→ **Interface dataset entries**
---*---
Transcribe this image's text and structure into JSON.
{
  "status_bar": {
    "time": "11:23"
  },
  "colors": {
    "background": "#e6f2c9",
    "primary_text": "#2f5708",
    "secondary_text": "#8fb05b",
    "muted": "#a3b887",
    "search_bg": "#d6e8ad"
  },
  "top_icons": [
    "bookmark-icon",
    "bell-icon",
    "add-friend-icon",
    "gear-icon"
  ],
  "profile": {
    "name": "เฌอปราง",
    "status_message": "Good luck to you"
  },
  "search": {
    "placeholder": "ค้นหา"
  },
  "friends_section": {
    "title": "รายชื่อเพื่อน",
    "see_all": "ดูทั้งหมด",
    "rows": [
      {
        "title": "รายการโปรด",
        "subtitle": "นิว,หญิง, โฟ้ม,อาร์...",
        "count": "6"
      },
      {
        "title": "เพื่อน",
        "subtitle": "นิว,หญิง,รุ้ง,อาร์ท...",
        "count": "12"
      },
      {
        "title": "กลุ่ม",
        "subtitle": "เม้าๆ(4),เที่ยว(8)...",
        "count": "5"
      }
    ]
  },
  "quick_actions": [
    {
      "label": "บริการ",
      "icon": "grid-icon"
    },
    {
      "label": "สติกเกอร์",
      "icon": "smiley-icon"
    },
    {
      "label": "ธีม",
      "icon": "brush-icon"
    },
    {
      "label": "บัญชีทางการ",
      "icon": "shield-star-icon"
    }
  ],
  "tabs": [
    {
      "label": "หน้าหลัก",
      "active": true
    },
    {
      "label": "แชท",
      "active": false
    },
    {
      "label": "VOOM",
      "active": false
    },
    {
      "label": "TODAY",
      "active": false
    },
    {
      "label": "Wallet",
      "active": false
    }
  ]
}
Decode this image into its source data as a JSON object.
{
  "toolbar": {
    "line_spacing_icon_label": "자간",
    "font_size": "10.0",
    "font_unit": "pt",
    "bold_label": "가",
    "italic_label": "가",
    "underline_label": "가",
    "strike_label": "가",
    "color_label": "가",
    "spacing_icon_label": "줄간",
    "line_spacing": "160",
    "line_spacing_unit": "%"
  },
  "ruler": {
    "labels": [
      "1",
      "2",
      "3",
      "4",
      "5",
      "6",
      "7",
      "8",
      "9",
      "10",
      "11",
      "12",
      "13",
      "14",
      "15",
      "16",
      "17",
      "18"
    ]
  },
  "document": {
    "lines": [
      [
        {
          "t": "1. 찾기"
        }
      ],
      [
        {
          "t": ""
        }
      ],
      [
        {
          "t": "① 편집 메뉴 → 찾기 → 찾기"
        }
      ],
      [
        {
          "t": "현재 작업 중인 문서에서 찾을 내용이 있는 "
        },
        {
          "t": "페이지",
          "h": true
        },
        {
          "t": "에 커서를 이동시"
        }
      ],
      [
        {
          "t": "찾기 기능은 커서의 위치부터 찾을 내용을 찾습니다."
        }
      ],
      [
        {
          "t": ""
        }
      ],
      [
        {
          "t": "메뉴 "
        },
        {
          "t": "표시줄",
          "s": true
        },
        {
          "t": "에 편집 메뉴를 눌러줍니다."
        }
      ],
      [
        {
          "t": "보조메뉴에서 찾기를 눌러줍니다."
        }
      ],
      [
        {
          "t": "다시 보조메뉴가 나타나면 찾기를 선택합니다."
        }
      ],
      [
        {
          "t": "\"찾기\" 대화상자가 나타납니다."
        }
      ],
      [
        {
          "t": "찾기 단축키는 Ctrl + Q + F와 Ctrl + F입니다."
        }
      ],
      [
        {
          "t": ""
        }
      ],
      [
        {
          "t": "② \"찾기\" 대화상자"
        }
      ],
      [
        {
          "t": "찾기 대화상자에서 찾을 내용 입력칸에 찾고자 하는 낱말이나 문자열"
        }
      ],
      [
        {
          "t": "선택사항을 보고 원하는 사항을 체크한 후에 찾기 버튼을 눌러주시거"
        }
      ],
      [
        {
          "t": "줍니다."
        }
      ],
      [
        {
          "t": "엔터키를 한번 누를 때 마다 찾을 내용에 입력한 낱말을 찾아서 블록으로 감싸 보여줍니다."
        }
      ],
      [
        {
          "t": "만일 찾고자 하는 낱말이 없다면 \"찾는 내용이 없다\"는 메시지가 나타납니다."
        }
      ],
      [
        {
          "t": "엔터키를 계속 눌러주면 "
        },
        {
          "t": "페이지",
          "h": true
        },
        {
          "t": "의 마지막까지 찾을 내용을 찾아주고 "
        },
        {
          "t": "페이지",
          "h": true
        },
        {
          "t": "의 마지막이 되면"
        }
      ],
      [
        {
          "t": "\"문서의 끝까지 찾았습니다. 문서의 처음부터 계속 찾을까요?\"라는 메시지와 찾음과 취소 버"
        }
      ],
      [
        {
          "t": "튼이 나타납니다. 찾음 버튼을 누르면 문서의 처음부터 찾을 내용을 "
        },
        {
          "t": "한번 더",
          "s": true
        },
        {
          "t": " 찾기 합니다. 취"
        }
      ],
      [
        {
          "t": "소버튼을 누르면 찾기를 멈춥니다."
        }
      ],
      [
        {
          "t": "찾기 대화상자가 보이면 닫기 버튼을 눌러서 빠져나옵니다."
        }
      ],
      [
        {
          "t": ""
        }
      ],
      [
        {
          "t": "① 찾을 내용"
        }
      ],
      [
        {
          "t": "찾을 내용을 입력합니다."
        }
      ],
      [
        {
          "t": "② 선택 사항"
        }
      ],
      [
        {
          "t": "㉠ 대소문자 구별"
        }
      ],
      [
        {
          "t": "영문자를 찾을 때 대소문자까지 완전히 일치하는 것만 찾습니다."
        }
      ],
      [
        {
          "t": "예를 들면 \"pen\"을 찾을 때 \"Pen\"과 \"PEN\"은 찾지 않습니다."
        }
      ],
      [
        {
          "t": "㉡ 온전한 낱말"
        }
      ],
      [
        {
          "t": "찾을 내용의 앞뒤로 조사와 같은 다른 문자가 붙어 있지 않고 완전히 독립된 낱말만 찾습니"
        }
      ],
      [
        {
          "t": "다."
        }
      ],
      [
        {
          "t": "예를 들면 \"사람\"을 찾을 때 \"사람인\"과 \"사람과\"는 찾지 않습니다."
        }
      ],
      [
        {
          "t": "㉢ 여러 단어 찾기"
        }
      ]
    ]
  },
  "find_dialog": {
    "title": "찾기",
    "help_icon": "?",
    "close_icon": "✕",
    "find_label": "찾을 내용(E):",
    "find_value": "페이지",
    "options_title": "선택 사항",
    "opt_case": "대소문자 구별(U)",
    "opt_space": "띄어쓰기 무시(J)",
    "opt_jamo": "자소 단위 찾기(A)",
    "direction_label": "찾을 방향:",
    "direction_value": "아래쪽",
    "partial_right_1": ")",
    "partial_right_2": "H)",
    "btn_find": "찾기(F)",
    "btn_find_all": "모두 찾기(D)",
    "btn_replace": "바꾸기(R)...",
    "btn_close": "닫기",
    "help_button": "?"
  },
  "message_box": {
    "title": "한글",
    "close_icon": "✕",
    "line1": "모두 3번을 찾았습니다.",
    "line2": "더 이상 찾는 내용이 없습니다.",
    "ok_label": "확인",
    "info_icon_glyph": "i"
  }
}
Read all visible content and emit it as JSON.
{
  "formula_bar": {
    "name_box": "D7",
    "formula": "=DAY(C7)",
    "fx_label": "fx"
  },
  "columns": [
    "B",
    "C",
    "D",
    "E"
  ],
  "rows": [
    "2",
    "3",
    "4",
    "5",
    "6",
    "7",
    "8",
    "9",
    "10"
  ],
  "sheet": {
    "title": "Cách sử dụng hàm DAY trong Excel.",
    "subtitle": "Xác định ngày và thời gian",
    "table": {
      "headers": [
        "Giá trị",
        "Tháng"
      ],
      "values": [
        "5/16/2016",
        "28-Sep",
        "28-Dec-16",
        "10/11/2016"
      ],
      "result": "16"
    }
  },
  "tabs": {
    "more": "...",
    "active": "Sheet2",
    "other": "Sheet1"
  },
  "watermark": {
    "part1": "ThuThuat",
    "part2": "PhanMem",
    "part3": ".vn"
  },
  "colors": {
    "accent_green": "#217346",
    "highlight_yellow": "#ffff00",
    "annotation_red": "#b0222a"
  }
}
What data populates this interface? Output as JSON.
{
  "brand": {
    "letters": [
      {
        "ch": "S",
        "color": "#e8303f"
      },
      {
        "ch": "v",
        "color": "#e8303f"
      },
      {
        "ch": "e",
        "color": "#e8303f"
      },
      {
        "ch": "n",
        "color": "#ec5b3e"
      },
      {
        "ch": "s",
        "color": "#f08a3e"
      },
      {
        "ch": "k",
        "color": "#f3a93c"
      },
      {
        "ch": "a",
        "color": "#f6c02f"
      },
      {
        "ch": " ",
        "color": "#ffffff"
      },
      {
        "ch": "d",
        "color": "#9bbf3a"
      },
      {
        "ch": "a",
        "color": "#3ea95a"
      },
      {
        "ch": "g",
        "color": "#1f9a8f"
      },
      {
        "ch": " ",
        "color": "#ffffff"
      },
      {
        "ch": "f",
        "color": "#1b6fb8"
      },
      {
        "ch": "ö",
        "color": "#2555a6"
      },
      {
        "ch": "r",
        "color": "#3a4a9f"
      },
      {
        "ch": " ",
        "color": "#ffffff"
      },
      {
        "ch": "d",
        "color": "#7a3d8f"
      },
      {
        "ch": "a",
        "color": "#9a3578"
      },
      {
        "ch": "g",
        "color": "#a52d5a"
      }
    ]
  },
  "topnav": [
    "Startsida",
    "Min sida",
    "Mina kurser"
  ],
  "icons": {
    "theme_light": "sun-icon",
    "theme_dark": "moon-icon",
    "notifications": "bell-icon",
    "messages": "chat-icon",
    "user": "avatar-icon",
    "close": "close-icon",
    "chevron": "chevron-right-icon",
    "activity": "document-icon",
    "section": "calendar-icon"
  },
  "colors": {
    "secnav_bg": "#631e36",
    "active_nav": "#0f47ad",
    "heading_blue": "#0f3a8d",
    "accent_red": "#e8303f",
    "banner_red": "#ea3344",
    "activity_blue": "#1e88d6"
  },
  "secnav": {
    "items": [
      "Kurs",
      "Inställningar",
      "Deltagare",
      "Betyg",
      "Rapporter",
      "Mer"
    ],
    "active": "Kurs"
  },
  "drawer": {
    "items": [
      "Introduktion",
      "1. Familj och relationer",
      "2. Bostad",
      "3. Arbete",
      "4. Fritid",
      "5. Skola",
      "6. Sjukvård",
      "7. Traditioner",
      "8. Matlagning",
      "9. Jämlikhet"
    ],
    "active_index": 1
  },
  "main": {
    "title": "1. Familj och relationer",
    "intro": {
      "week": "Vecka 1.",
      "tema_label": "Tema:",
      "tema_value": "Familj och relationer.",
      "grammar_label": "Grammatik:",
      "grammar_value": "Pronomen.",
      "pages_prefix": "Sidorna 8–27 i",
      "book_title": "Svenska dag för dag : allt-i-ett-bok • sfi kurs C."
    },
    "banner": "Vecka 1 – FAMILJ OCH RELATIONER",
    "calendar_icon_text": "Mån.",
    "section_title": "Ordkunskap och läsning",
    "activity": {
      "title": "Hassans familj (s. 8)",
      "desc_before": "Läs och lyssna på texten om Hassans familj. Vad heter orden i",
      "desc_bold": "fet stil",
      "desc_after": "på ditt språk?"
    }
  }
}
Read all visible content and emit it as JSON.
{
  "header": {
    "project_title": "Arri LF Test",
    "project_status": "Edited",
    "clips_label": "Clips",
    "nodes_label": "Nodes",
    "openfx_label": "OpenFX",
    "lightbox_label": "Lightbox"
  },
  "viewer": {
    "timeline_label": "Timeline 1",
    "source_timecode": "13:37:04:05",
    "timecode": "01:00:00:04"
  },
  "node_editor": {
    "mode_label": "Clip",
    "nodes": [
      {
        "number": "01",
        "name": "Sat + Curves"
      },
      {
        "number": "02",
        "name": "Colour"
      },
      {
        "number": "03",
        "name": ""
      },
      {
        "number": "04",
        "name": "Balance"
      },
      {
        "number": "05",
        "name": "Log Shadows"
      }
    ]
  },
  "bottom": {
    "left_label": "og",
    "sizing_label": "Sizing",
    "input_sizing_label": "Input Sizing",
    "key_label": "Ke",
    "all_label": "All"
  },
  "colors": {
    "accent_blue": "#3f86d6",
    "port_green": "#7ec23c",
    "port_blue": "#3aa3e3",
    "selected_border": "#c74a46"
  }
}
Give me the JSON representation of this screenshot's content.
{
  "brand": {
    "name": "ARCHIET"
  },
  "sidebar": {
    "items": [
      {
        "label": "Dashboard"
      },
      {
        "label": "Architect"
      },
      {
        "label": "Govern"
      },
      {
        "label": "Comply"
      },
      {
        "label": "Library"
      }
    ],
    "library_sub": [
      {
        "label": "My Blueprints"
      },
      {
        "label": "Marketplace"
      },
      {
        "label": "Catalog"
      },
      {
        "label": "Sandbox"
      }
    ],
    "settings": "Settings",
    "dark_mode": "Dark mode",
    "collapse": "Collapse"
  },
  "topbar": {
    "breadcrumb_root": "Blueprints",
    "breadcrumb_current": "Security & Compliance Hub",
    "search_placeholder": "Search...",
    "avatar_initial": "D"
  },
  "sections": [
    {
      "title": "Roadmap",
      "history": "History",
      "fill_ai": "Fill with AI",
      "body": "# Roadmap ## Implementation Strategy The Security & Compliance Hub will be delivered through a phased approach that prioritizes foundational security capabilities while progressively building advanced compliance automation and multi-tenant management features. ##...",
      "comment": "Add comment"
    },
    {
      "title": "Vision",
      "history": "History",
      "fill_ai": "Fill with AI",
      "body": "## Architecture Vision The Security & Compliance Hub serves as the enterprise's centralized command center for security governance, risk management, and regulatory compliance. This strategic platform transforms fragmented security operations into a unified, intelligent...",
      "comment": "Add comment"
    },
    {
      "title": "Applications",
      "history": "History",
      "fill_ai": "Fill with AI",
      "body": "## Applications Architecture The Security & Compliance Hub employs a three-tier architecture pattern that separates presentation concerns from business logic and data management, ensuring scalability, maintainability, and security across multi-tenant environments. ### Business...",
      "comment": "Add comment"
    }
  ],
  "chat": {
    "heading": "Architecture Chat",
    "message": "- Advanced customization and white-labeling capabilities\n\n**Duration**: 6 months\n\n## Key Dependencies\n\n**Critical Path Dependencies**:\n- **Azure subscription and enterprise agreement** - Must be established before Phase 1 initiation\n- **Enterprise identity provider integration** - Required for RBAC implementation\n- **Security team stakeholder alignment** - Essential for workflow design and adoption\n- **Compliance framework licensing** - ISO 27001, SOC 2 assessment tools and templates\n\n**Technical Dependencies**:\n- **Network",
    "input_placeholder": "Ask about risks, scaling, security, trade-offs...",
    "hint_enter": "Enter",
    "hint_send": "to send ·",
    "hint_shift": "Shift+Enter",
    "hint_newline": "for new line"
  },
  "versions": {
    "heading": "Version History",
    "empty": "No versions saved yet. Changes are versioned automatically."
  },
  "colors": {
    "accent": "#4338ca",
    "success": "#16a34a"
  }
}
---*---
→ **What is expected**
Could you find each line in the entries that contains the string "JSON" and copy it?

→ **Solution for this exercise**
Transcribe this image's text and structure into JSON.
Decode this image into its source data as a JSON object.
Read all visible content and emit it as JSON.
What data populates this interface? Output as JSON.
Read all visible content and emit it as JSON.
Give me the JSON representation of this screenshot's content.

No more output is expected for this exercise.